Residency, nationality, citizenship and your taxes


Important changes regarding citizenship, residency, emigration and tax residency in recent years may have changed the tax returns and information that you need to submit to maintain tax compliance. More and more people are working in different parts of the world or earning income from different sources in countries they may not live in. What are the tax implications of your status as a citizen, resident, or tax resident of South Africa?


Citizenship and your taxes


A citizen, simply put, is a legally recognised national of a state. In SA, as with many countries, citizenship is granted through being born in the country, or via descent from a previous generation, or by naturalisation, usually after having lived in the country for a stipulated period.

Citizenship comes with rights like the right to vote and to live and work in that country. However, you do not need to live in SA to retain your citizenship status. South African citizenship is also not linked automatically to tax residency. For example, if your family emigrated to another country when you were a child, you may have retained your South African citizenship, but you will not be a South African taxpayer.


Your residency status


According to current tax legislation, if you leave SA to take up permanent residence in another country, you must inform the South African Revenue Service (SARS) that you have ceased to be a South African tax resident, which in turn requires a tax compliance status (TCS) certificate before you can transfer money out of the country. If you are living outside SA temporarily, you are allowed to receive pension and other annuity payments directly into your foreign bank account.


If you feel that you are no longer a tax resident of SA, you need to inform SARS


SA has a residence-based tax system, which means that your status as resident or non-resident, rather than where you earn an income physically, determines how SARS will tax you.

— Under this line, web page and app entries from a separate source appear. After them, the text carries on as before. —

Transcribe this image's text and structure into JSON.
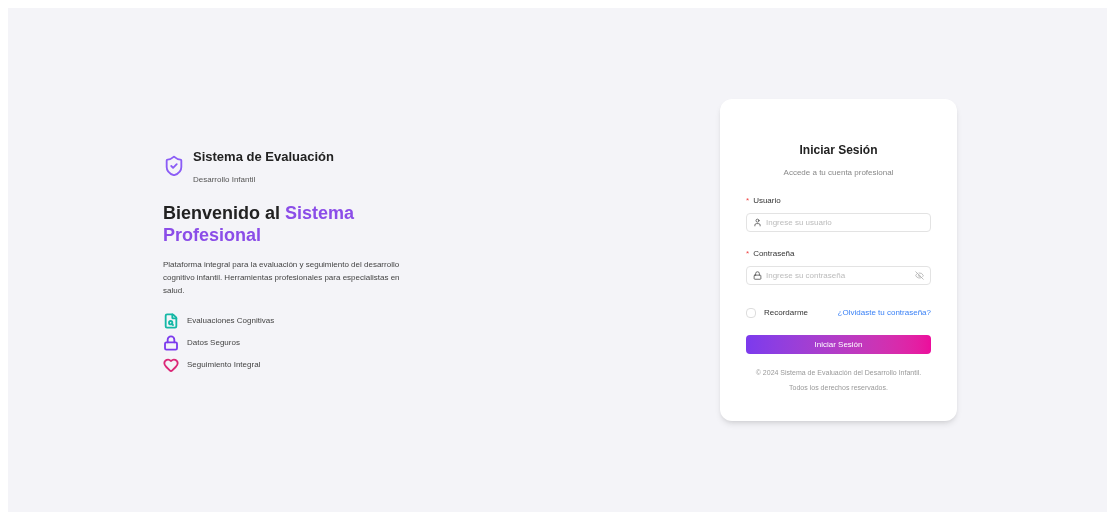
{
  "brand": {
    "title": "Sistema de Evaluación",
    "subtitle": "Desarrollo Infantil"
  },
  "hero": {
    "title": "Bienvenido al",
    "highlight": "Sistema Profesional",
    "description": "Plataforma integral para la evaluación y seguimiento del desarrollo cognitivo infantil. Herramientas profesionales para especialistas en salud."
  },
  "features": [
    {
      "kind": "evaluation",
      "label": "Evaluaciones Cognitivas",
      "color": "#14b8a6"
    },
    {
      "kind": "security",
      "label": "Datos Seguros",
      "color": "#7c3aed"
    },
    {
      "kind": "tracking",
      "label": "Seguimiento Integral",
      "color": "#db2777"
    }
  ],
  "login": {
    "title": "Iniciar Sesión",
    "subtitle": "Accede a tu cuenta profesional",
    "fields": [
      {
        "kind": "user",
        "label": "Usuario",
        "required": true,
        "required_mark": "*",
        "placeholder": "Ingrese su usuario"
      },
      {
        "kind": "password",
        "label": "Contraseña",
        "required": true,
        "required_mark": "*",
        "placeholder": "Ingrese su contraseña"
      }
    ],
    "remember": {
      "label": "Recordarme",
      "checked": false
    },
    "forgot": "¿Olvidaste tu contraseña?",
    "submit": "Iniciar Sesión",
    "footer": [
      "© 2024 Sistema de Evaluación del Desarrollo Infantil.",
      "Todos los derechos reservados."
    ]
  }
}
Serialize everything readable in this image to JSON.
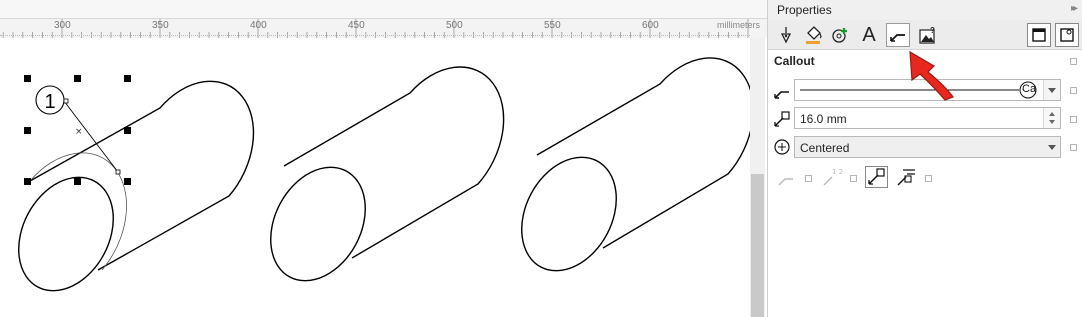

If you’re a resident, you’re taxed on your income in South Africa regardless of where it’s earned.


Non-residents earning income in SA

If you’re a foreigner, or non-resident, earning an income or owning property in SA, you will be taxed on all income that has a South African source, and on certain capital gains. The Income Tax Act lays out various scenarios in which the source of income is considered to be located in SA that apply to non-residents, including dividends, royalties and disposal of physical assets. Salary income earned in SA by a non-resident is generally subject to normal SARS tax.


What does tax residency mean?


Essentially, being a South African tax resident means that you are subject to tax on all your income, whether local or foreign. Even if you don’t live in SA, certain factors can still see you classified as a tax resident. They include the following:

  • If you are ordinarily resident
    If your ordinary residence (where you return after travelling) is in South Africa, you may be considered a tax resident regardless of how much time you spend outside the country. SARS considers several factors in an ordinary residency test, including nationality, your visa status in the foreign country where you are currently, the type of visa you are travelling on, proof of permanent residence abroad (if applicable), and whether you have South African properties, business interests, family ties and social interests.

  • Physical-presence test
    Even if you don’t qualify as ordinarily resident in SA, SARS could still decide you are liable for tax according to the physical-presence test. You will be considered a South African tax resident if you spent 91 days or more in SA during the relevant year of tax assessment, if you spent 91 days or more in SA in each of the preceding 5 years of assessment, and if you spent more than 915 days in total in SA during those 5 preceding years of assessment. You need to meet all 3 of the above requirements to satisfy the physical-presence test. Tax residency status through the physical-presence test can be broken by leaving SA for more than 330 days.


Ceasing tax residency


If you feel that you are no longer a tax resident of SA, you need to inform SARS by submitting a RAV01 form on eFiling. The information you must capture on this form includes the date when you ceased to be a tax resident, so it’s a good idea to get the help of a tax expert. The application process can be quite complex, and SARS requires several supporting documents to confirm that you qualify.


Submit the correct documents through the right channels if you want changes in your tax status to be handled smoothly


Once SARS has established that you’re no longer a South African tax resident, they will no longer tax you on income earned outside SA. You’ll need to declare income from South African sources only on your SARS tax return.


Double-taxation agreement


A double-taxation agreement (DTA) is an agreement between 2 countries that is set up to avoid the same income being taxed twice – in this case, between South Africa and whatever foreign country you may be living and earning in. The agreement provides a legal framework to determine in which country you qualify as a tax resident. If you are deemed a South African tax resident, you may not be taxed again on the same income in the country in which you reside.

If you apply to cease to be a South African tax resident based on a DTA, you will need to prove this to SARS. Submit a tax residence certificate from the foreign revenue authority or a letter from them confirming that you are regarded as a tax resident of that country.


Tax compliance and exchange control


Tax and exchange control go hand in hand in South African law. If you’re a tax resident, you’re entitled to transfer up to R1 million abroad in a calendar year without needing preapproval. If you’re a non-resident, however, you need preapproval for every cent that you transfer out of the country in a calendar year. This is done using a form called Approval for International Transfer.

Many of these tax residence processes can be complicated to navigate, and you need to submit the correct documents through the right channels if you want changes in your tax status to be handled smoothly. You might find it safer and easier to rely on expert tax advice from a financial adviser.